40,000 units, one of the Gulf’s largest real estate consultancies has said.
With more than 142,000 residents and just 102,000
properties available, Qatar’s capital city is a profitable market for
developers, said Colliers International analyst JP Grobbelaar.
“The residential sector has traditionally been
undersupplied and it remains undersupplied in the overall sense,” said
Grobbelaar. “The high end of the market is becoming saturated. Developers have
been focusing on this area because this is where the larger profits lie.
“The truth is that the greatest demand for residential
space comes from the expatriate population, which is far bigger than the local
population. So as the expatriate population is growing so is demand for mid
high-end properties, things like townhouses, villas and apartments. That is an
area of the market which could quite lucratively be looked at by developers
inside and outside of Doha.”
Qatar’s retail market is also hampered by a lack of
supply, said Marwan Shehadeh, group director at Al Futtaim Capital, which is
currently building Qatar’s largest mall.
Despite good purchasing power – according to Credit
Suisse Bank, the per capita income
in Qatar is estimated at
$10,9000 – the retail market currently spans 630,000m sq of gross leasable area
(GLA) against a capacity of 1,000,000 m sq.
“We believe there is a gap in the Doha market today, and
a strong demand for proper, super-regional, retail and entertainment
destinations,” said Shehadeh. “Qatar is currently probably the richest city in
the world and yet it doesn’t have world class retail destinations.”
In the commercial sector, Doha has seen rates for A-grade
office space fall by as much as 15 percent in the last year. Margins are likely
to be further squeezed with the addition of another 200,000m sq of office space
scheduled to come on line in 2011.
In the hospitality sector, much depends on the success of
Qatar’s bid to host the 2022 FIFA World Cup. Currently the market is “heading
for huge oversupply” according to Grobbelaar, with another 4,200 hotel rooms
slated for delivery by 2012.
Average room rates in Doha have dropped 17 percent since
2009 while revenue per available room has declined by almost a third.
“I think there are still people in the country looking at
investing in this direction [hospitality],” said Ayman Al Barqawi, Qatar

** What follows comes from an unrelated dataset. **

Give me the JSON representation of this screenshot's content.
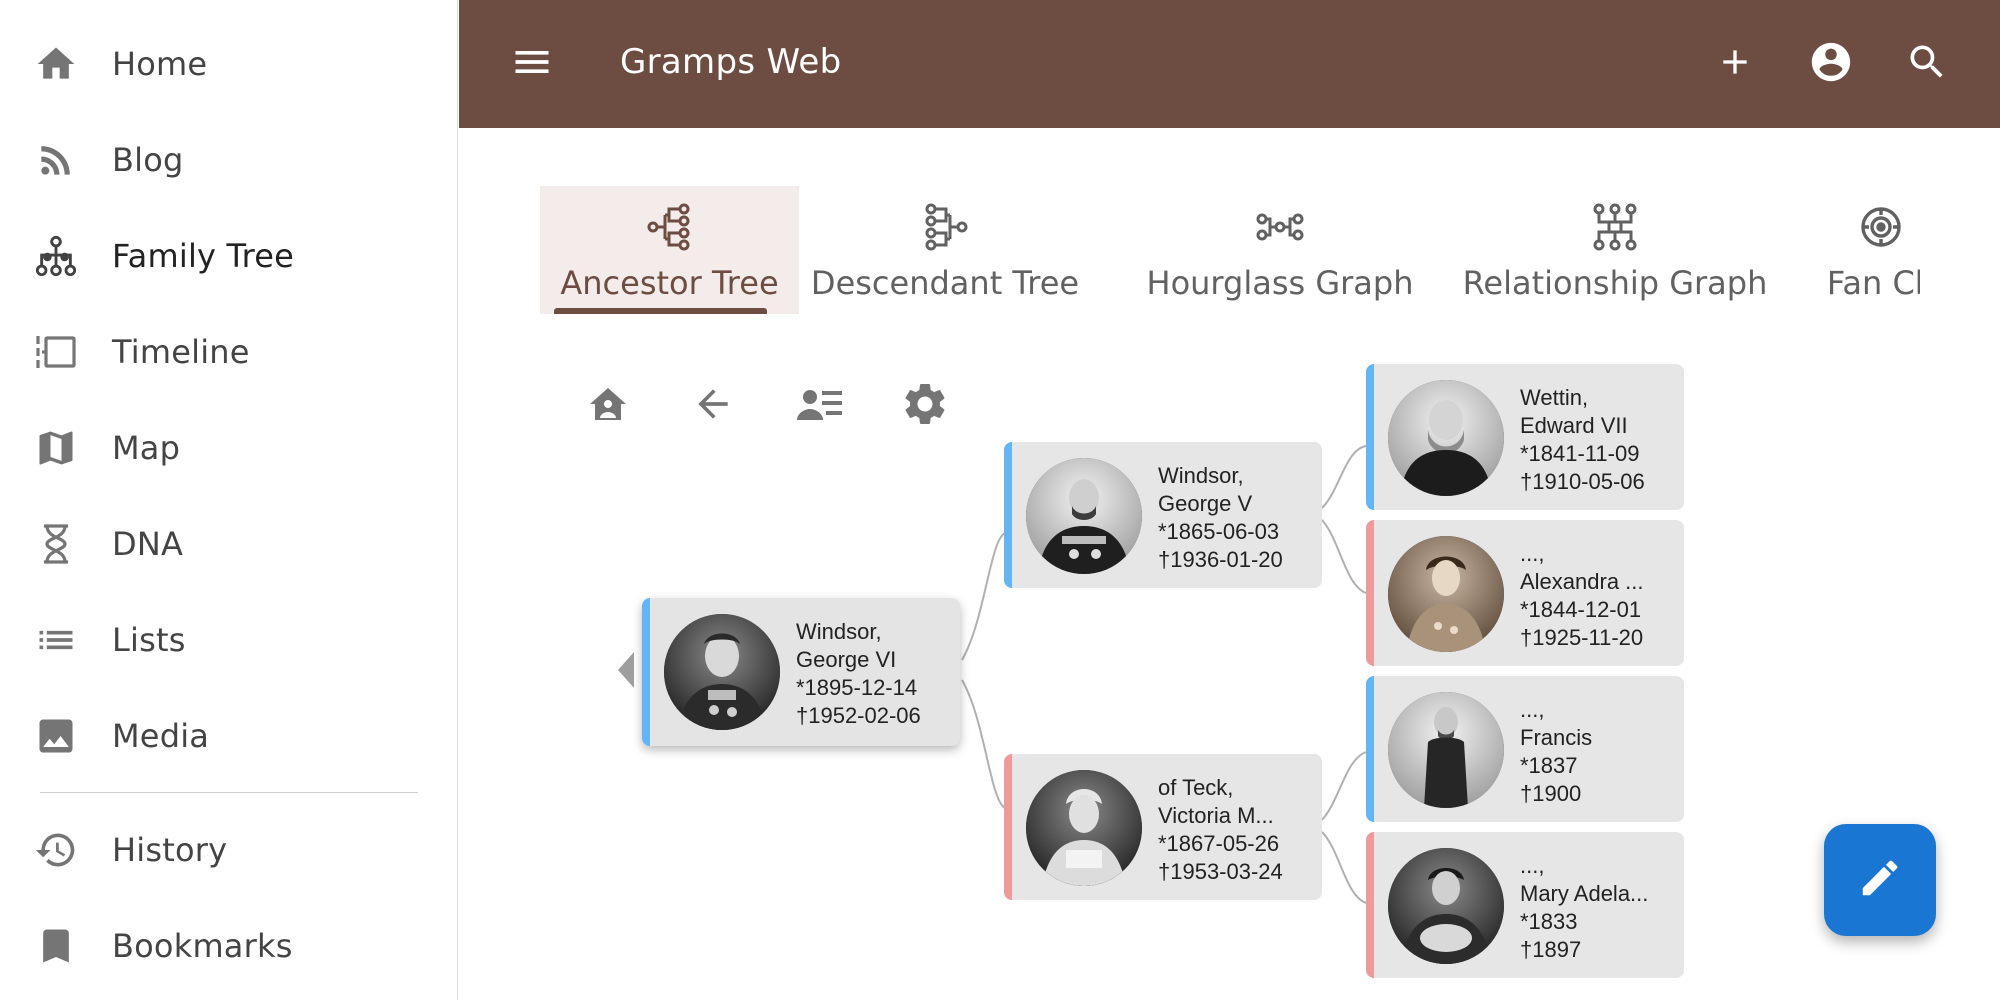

resident director for Arabtec.
The construction firm has three ongoing projects in the country worth a
combined QR4bn (about $1.09bn).

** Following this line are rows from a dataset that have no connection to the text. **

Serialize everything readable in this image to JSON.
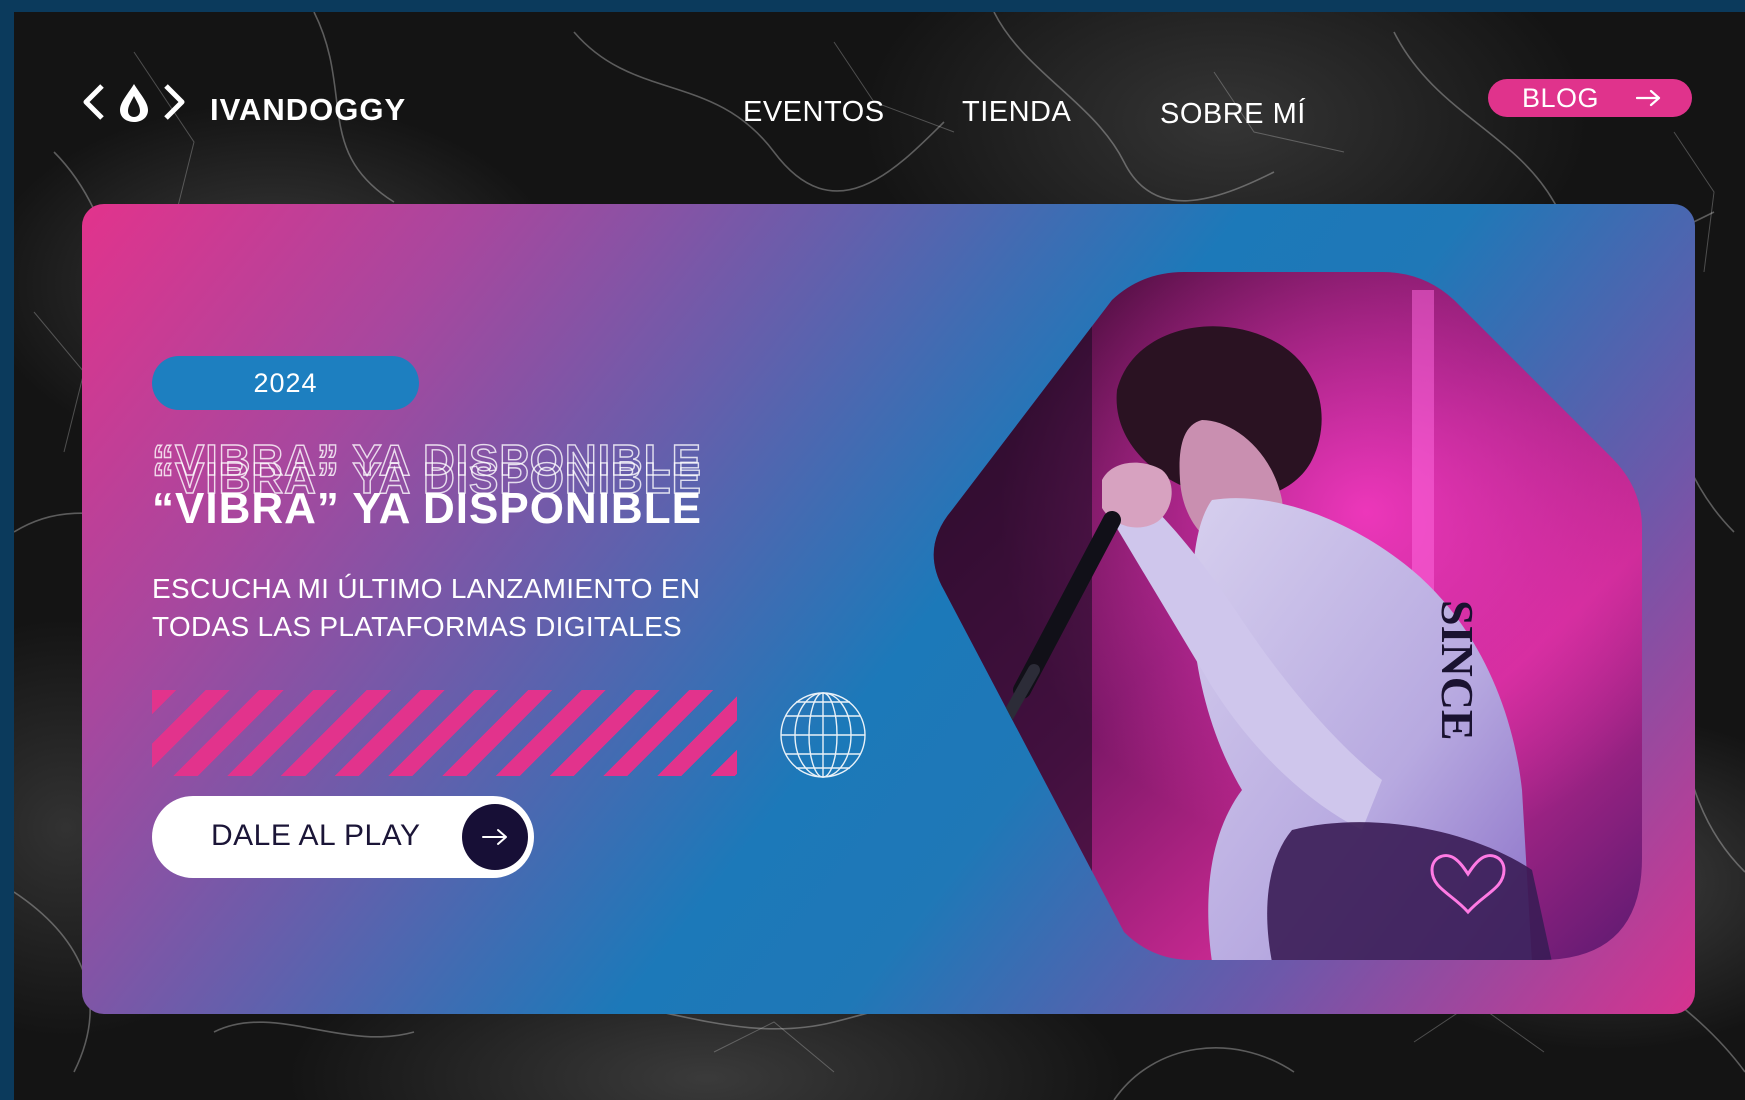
{
  "header": {
    "brand": "IVANDOGGY",
    "nav": [
      {
        "label": "EVENTOS"
      },
      {
        "label": "TIENDA"
      },
      {
        "label": "SOBRE MÍ"
      }
    ],
    "blog_button": {
      "label": "BLOG"
    }
  },
  "hero": {
    "year_badge": "2024",
    "title": "“VIBRA” YA DISPONIBLE",
    "subtitle_line1": "ESCUCHA MI ÚLTIMO LANZAMIENTO EN",
    "subtitle_line2": "TODAS LAS PLATAFORMAS DIGITALES",
    "cta_label": "DALE AL PLAY",
    "photo_sleeve_text": "SINCE"
  },
  "colors": {
    "accent_pink": "#e2338c",
    "accent_blue": "#1d7fc0",
    "dark_navy": "#170f36",
    "page_border": "#0b3a5c"
  },
  "icons": {
    "logo": "drop-brackets-icon",
    "blog_arrow": "arrow-right-icon",
    "globe": "globe-icon",
    "play_arrow": "arrow-right-icon"
  }
}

“I can’t say there isn’t oversupply because the rates are
coming down but I think the market here will absorb that oversupply quite
quickly. I think the country will cope with the oversupply. There is still
confidence in the market,” Al Barqawi said.